(edited image credit: reddit user /u/rombouts)
In this article, we introduce a new deep learning technique to reliably determine whether two small image regions contain the same or different forensic traces. By identifying differences in forensic traces, we are able to expose image forgeries including those used in fake news.
Forensic traces are the visually imperceptible signals embedded in an image during the capture process and subsequent post-processing. Localized differences in forensic traces are a strong indication that an image has been tampered, whereas regions in an unmodified image will be forensically similar to each other.
In this article, we propose a new multimedia forensics system comprised of two Convolutional Neural Network (CNN) feature extractors in hard sharing configuration, a shallow, comparative neural network called the "Similarity network," and associated deep learning training procedure. The whole system, shown below, takes two image patches as input and outputs a single score that measures the forensic similarity of the two image patches.
While this is a supervised learning approach, importantly, our technique is effective on forensic traces that were not used to train the system. This quality is critical to analyzing image forgeries found outside of the laboratory setting.

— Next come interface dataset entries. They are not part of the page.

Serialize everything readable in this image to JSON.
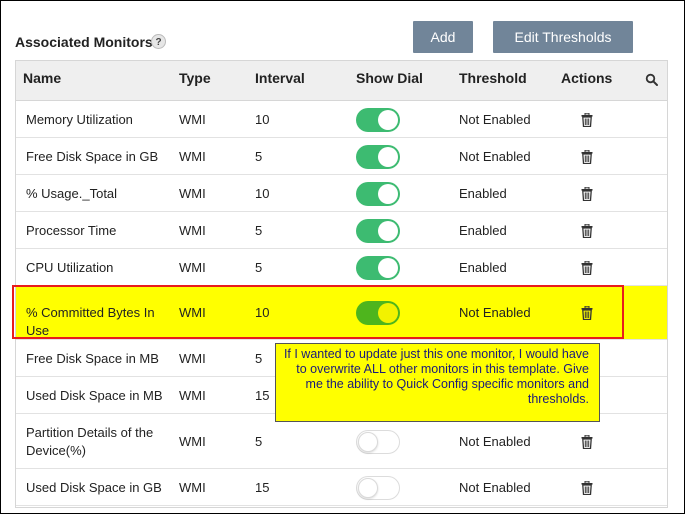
{
  "section": {
    "title": "Associated Monitors",
    "help_label": "?"
  },
  "toolbar": {
    "add_label": "Add",
    "edit_thresholds_label": "Edit Thresholds"
  },
  "table": {
    "columns": [
      "Name",
      "Type",
      "Interval",
      "Show Dial",
      "Threshold",
      "Actions"
    ],
    "rows": [
      {
        "name": "Memory Utilization",
        "type": "WMI",
        "interval": "10",
        "show_dial": true,
        "threshold": "Not Enabled"
      },
      {
        "name": "Free Disk Space in GB",
        "type": "WMI",
        "interval": "5",
        "show_dial": true,
        "threshold": "Not Enabled"
      },
      {
        "name": "% Usage._Total",
        "type": "WMI",
        "interval": "10",
        "show_dial": true,
        "threshold": "Enabled"
      },
      {
        "name": "Processor Time",
        "type": "WMI",
        "interval": "5",
        "show_dial": true,
        "threshold": "Enabled"
      },
      {
        "name": "CPU Utilization",
        "type": "WMI",
        "interval": "5",
        "show_dial": true,
        "threshold": "Enabled"
      },
      {
        "name": "% Committed Bytes In Use",
        "type": "WMI",
        "interval": "10",
        "show_dial": true,
        "threshold": "Not Enabled",
        "highlighted": true
      },
      {
        "name": "Free Disk Space in MB",
        "type": "WMI",
        "interval": "5",
        "show_dial": true,
        "threshold": ""
      },
      {
        "name": "Used Disk Space in MB",
        "type": "WMI",
        "interval": "15",
        "show_dial": true,
        "threshold": ""
      },
      {
        "name": "Partition Details of the Device(%)",
        "type": "WMI",
        "interval": "5",
        "show_dial": false,
        "threshold": "Not Enabled"
      },
      {
        "name": "Used Disk Space in GB",
        "type": "WMI",
        "interval": "15",
        "show_dial": false,
        "threshold": "Not Enabled"
      }
    ]
  },
  "annotation": {
    "text": "If I wanted to update just this one monitor, I would have to overwrite ALL other monitors in this template. Give me the ability to Quick Config specific monitors and thresholds."
  },
  "icons": {
    "search": "search-icon",
    "delete": "trash-icon",
    "help": "help-icon"
  },
  "colors": {
    "button": "#718599",
    "toggle_on": "#3dbb71",
    "highlight": "#ffff00",
    "highlight_border": "#e81c1c",
    "callout_text": "#1b1b7a"
  }
}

Full, technical details are found in the IEEE T-IFS article. Additionally, the project git repository contains necessary Tensorflow model definitions, pre-trained weights, and code to evaluate images as well as to train the system from scratch.
This demo puts you in the seat of a forensic investigator. Examine the following image for traces of tampering.

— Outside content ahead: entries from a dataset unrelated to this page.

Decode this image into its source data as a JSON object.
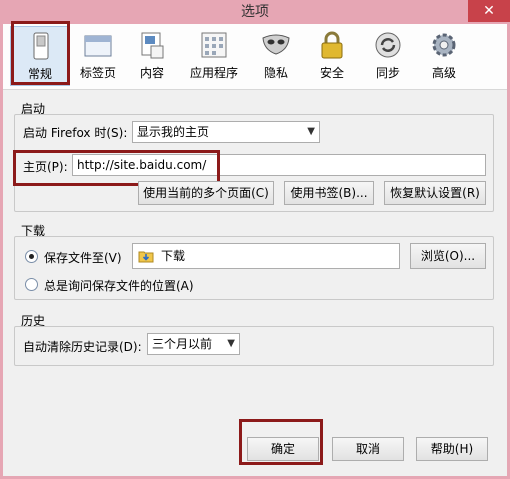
{
  "window": {
    "title": "选项",
    "close_glyph": "✕"
  },
  "toolbar": {
    "items": [
      {
        "label": "常规",
        "icon": "switch-icon"
      },
      {
        "label": "标签页",
        "icon": "window-tabs-icon"
      },
      {
        "label": "内容",
        "icon": "page-icon"
      },
      {
        "label": "应用程序",
        "icon": "calendar-icon"
      },
      {
        "label": "隐私",
        "icon": "mask-icon"
      },
      {
        "label": "安全",
        "icon": "lock-icon"
      },
      {
        "label": "同步",
        "icon": "sync-icon"
      },
      {
        "label": "高级",
        "icon": "gear-icon"
      }
    ]
  },
  "startup": {
    "group_label": "启动",
    "when_label": "启动 Firefox 时(S):",
    "when_value": "显示我的主页",
    "homepage_label": "主页(P):",
    "homepage_value": "http://site.baidu.com/",
    "btn_current": "使用当前的多个页面(C)",
    "btn_bookmark": "使用书签(B)...",
    "btn_default": "恢复默认设置(R)"
  },
  "downloads": {
    "group_label": "下载",
    "save_label": "保存文件至(V)",
    "folder_value": "下载",
    "browse_button": "浏览(O)...",
    "ask_label": "总是询问保存文件的位置(A)"
  },
  "history": {
    "group_label": "历史",
    "clear_label": "自动清除历史记录(D):",
    "clear_value": "三个月以前"
  },
  "footer": {
    "ok_button": "确定",
    "cancel_button": "取消",
    "help_button": "帮助(H)"
  }
}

Patches that have different forensic traces from the selected reference patches will be highlighted in red.
By selecting a reference patch in an unaltered portion of the image, the forensic similarity tool will expose the tampered regions.
When selecting multiple reference patches, the demo will highlight the on average patches that are forensically different.
In this example, the left person's shirt has been brush-tooled to remove stains from rain drops (editing by reddit user /u/rombouts on /r/PhotoshopRequest). Selecting reference patches on the right person and/or background will highlight that the shirt has undergone a different processing history.
More demos here! And here! And here, too!
This article builds off of several works from the MISL group, including: